NEW YORK, NOV. 28 -- A man who claims to be a former Israeli intelligence agent was acquitted today of charges of trying to sell U.S.-made military cargo planes to Iran for release of Western hostages.

A federal jury found Ari Ben Menashe, 39, not guilty of conspiring to violate the Arms Export Control Act, which bans sales of military equipment to certain countries, including Iran.

Businessman Richard St. Francis also was acquitted of conspiracy for his alleged role in the scheme.

They had been accused of arranging a $36 million deal to sell three Israeli-owned C-130E transport planes to Iran in April 1989.

Menashe and St. Francis were charged with planning to circumvent State Department approval required for resale of U.S.-made military goods.

The January indictment said the scheme was revealed by an undercover Customs Service agent posing as an Iranian who wanted to buy the aircraft.
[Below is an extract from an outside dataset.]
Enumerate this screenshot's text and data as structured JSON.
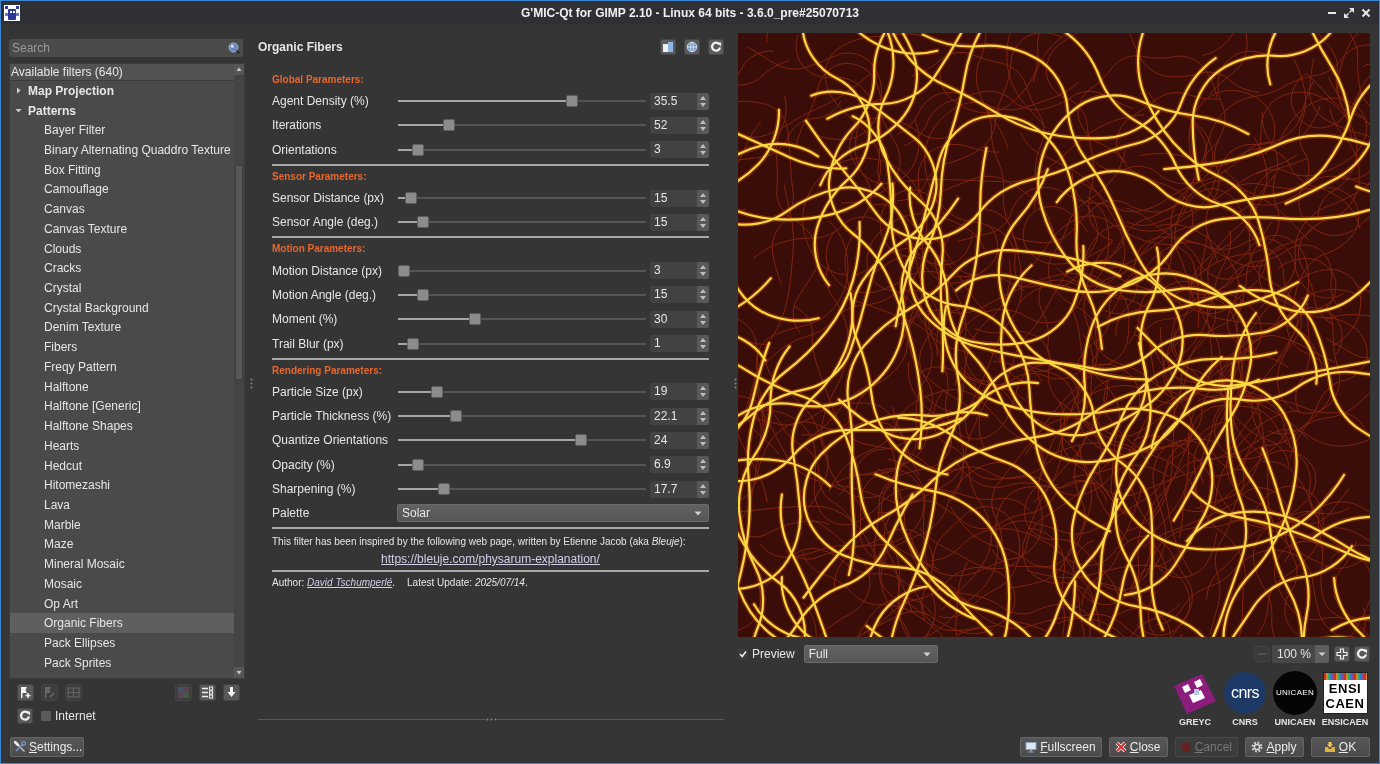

If convicted, Menasche and St. Francis, 50, of Norwalk, Conn., could have been sentenced to five years in prison and fined $250,000.

During the six-week trial before U.S. District Judge Louis L. Stanton, Menashe's attorney, Thomas Dunn, contended his client was a former intelligence operative who represented Israeli Prime Minister Yitzhak Shamir in an attempted arms-for-hostages deal in 1988.
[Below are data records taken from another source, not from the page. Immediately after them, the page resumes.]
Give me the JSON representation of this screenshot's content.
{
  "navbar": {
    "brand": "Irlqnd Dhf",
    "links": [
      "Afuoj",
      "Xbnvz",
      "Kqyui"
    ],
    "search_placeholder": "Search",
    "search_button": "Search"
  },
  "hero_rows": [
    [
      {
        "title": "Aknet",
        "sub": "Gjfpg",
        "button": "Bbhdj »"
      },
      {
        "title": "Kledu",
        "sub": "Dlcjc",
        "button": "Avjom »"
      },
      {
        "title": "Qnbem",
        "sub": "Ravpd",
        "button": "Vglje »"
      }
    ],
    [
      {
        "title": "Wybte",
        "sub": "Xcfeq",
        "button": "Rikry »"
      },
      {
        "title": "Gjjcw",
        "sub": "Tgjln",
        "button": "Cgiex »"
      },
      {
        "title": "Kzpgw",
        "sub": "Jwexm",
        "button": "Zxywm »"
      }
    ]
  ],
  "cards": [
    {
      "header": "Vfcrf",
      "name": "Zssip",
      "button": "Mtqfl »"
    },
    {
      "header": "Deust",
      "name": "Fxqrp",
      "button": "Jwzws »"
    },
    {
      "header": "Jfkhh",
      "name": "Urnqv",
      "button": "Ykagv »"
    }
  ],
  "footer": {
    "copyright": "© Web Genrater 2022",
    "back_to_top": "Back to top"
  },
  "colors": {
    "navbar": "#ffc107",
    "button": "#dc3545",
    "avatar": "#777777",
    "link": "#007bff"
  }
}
The deal, which was to include the release of four U.S. hostages in the Middle East, fell through when Shamir insisted that three Israeli soldiers also be freed, Dunn said.

Prosecutors disputed his allegations of government-sanctioned arms deals with Iran. Assistant U.S. Attorney Baruch Weiss said Menashe was merely a translator for Israeli military intelligence from 1977 to 1987.

After the verdict, Dunn told reporters that Menashe claimed Israel brokered several arms deals with Iran between 1980 and 1988 that were covertly approved by the U.S. government. Among those deals was the transaction that became known as the Iran-contra scandal, the attorney said.